(Provided records)
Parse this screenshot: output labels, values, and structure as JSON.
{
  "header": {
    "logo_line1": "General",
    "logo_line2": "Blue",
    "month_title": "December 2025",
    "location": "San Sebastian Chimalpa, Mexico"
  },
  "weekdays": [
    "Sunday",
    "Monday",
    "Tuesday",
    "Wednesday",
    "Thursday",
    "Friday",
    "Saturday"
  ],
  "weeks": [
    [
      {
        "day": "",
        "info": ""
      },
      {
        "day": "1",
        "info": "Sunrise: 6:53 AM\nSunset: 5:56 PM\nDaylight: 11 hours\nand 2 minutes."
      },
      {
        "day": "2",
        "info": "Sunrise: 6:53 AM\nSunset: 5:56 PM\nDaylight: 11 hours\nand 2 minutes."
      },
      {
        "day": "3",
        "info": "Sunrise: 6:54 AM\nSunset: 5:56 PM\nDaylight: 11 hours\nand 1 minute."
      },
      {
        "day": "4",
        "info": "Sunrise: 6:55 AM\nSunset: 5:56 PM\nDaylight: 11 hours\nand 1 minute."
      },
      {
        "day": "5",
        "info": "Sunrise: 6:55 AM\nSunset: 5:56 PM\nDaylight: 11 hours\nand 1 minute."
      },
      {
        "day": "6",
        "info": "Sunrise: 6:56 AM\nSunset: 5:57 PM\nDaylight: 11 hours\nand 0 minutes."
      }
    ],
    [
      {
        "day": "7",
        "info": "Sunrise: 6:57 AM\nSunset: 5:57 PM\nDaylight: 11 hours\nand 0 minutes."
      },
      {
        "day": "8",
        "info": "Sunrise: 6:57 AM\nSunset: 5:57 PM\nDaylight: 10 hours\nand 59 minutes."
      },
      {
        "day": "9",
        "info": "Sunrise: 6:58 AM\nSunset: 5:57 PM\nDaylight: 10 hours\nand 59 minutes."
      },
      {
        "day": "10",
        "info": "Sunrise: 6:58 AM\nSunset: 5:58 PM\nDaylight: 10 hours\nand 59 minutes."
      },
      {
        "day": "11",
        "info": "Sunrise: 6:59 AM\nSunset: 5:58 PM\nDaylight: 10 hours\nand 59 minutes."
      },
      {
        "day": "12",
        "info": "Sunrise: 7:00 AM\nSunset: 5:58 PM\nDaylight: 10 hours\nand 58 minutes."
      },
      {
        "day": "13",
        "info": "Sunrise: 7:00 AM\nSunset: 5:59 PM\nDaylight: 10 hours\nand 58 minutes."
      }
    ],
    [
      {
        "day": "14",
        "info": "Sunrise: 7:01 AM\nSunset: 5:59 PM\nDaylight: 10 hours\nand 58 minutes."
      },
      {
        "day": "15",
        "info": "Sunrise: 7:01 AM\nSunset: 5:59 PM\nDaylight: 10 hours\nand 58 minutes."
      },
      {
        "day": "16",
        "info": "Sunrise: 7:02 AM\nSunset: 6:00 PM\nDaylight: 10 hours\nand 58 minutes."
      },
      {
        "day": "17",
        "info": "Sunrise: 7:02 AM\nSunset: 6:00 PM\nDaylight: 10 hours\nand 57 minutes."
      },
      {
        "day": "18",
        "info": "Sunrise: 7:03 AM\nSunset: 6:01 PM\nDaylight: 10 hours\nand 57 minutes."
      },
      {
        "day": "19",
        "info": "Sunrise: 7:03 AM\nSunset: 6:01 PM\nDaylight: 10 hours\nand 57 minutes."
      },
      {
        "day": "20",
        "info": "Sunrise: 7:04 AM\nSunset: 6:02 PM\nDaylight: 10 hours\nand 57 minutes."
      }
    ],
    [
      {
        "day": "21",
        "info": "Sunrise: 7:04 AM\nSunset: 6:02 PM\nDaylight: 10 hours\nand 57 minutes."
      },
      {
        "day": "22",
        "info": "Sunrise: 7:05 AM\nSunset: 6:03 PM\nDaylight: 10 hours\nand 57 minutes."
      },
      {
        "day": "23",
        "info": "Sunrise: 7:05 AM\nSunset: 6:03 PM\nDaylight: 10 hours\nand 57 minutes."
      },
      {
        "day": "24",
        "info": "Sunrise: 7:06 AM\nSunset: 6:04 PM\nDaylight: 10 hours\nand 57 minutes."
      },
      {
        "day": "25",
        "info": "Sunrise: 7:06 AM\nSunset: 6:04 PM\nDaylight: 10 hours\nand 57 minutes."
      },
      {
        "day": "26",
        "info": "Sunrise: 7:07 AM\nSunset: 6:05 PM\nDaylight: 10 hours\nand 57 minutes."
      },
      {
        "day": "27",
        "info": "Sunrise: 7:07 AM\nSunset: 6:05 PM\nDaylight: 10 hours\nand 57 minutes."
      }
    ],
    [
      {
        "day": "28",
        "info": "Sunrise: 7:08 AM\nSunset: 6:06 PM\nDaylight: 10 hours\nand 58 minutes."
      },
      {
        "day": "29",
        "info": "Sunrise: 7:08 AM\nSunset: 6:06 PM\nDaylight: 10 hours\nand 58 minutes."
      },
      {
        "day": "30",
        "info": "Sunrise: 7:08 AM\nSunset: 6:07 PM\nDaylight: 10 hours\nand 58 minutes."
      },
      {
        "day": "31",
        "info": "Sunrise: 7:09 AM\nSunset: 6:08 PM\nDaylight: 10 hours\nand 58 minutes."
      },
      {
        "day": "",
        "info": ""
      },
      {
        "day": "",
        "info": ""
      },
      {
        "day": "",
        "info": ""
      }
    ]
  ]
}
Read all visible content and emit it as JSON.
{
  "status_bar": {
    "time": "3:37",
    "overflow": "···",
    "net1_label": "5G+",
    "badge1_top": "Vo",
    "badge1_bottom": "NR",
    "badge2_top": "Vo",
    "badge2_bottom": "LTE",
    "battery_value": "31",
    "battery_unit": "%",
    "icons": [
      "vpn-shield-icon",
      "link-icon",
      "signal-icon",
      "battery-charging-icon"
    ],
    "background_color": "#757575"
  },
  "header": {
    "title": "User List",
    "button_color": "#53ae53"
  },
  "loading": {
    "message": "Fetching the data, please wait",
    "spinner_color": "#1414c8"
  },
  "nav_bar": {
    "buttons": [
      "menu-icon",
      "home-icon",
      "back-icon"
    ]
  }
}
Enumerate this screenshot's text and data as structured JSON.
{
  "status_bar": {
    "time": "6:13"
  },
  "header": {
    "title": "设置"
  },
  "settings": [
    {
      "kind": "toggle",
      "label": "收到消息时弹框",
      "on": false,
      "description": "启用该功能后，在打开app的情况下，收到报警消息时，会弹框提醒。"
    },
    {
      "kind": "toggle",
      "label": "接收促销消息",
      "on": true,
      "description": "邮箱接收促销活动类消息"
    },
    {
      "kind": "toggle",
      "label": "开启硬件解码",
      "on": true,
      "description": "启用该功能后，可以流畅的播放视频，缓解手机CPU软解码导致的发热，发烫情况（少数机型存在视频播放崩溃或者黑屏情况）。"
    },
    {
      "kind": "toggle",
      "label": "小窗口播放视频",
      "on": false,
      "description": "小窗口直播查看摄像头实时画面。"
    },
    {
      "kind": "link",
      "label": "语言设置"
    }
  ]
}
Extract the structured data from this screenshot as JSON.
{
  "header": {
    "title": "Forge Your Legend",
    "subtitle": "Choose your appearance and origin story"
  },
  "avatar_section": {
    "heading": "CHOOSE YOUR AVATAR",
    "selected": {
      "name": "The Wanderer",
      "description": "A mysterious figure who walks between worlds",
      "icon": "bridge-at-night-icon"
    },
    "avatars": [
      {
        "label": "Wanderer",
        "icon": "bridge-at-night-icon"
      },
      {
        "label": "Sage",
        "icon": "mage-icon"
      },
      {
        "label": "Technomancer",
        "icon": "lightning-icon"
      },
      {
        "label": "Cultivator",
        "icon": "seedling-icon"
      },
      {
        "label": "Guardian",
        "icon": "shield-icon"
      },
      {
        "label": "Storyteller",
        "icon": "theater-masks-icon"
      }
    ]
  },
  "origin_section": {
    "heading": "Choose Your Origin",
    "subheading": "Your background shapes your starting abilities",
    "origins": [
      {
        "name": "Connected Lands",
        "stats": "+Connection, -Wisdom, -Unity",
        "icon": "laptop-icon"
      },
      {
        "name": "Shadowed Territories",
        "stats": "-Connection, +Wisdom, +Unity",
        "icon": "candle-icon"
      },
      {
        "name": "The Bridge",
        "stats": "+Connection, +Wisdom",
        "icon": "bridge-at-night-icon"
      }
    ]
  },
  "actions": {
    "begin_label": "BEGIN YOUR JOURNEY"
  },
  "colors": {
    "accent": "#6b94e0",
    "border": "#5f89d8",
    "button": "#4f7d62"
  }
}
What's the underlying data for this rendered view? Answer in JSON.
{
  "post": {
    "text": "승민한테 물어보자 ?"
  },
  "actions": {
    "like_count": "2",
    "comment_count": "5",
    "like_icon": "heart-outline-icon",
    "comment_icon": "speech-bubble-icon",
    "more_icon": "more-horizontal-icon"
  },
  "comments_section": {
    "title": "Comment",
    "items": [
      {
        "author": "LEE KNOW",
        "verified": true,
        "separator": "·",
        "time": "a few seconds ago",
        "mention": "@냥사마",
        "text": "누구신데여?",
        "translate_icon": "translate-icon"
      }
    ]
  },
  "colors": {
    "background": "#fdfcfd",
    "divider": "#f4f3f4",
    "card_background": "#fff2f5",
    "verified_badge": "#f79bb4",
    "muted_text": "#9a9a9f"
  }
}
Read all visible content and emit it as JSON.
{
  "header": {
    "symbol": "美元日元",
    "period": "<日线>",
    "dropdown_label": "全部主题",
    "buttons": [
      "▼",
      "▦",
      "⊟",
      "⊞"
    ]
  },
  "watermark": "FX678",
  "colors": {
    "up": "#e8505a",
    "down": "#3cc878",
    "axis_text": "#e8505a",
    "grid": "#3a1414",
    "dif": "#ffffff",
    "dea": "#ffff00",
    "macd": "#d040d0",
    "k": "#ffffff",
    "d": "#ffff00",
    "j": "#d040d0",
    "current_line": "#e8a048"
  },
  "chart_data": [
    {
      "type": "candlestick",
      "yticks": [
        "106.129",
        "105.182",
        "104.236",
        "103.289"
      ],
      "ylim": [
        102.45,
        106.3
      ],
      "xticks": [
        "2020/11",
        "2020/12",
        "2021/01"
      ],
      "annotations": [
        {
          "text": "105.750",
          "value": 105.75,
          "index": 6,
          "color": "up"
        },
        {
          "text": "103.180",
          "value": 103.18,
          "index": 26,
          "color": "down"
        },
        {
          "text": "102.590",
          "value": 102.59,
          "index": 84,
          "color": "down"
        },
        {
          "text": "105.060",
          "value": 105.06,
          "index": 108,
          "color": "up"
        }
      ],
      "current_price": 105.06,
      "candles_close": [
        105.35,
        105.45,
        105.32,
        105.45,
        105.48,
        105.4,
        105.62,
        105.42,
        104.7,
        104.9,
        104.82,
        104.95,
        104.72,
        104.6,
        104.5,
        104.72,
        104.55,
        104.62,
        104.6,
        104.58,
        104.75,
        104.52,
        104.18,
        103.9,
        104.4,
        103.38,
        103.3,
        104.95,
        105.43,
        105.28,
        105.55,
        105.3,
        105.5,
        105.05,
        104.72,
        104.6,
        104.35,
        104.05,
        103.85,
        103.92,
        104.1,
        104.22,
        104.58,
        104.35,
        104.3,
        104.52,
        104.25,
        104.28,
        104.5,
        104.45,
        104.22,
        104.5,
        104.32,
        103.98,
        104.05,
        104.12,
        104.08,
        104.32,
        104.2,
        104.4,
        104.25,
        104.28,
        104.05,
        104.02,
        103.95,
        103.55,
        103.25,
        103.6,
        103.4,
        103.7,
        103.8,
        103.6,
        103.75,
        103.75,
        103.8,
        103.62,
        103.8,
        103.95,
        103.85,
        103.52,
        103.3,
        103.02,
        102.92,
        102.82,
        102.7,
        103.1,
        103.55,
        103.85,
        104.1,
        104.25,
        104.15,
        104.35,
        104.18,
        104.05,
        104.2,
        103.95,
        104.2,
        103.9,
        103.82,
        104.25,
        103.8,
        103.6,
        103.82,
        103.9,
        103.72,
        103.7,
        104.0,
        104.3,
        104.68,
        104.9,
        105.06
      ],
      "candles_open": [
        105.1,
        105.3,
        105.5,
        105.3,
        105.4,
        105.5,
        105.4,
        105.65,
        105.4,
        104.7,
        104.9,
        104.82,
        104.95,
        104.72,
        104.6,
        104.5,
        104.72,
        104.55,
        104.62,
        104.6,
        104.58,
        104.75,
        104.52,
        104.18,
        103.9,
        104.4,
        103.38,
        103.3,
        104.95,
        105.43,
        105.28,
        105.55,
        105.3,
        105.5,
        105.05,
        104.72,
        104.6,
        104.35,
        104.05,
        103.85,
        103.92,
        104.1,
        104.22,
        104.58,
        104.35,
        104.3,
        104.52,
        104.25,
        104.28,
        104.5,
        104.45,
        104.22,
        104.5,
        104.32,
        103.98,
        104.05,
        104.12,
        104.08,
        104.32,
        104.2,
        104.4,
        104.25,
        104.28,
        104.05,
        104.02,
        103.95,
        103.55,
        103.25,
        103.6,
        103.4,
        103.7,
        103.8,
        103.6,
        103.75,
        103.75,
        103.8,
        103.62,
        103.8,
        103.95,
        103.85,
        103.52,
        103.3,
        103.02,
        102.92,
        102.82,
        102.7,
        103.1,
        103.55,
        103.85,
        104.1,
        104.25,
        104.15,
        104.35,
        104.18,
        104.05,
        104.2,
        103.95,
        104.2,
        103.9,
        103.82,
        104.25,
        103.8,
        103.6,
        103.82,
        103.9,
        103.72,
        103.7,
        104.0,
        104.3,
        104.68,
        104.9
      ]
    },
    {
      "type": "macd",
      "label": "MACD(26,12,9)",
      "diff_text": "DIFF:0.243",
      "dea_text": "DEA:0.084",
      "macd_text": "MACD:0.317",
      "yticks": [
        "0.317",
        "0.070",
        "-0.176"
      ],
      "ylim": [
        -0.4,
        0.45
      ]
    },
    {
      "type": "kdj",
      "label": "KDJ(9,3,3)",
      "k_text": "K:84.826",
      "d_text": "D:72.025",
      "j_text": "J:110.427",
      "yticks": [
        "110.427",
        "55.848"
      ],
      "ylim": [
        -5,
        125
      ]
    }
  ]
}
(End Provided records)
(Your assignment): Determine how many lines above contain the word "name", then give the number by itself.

(Solution to this exercise): 4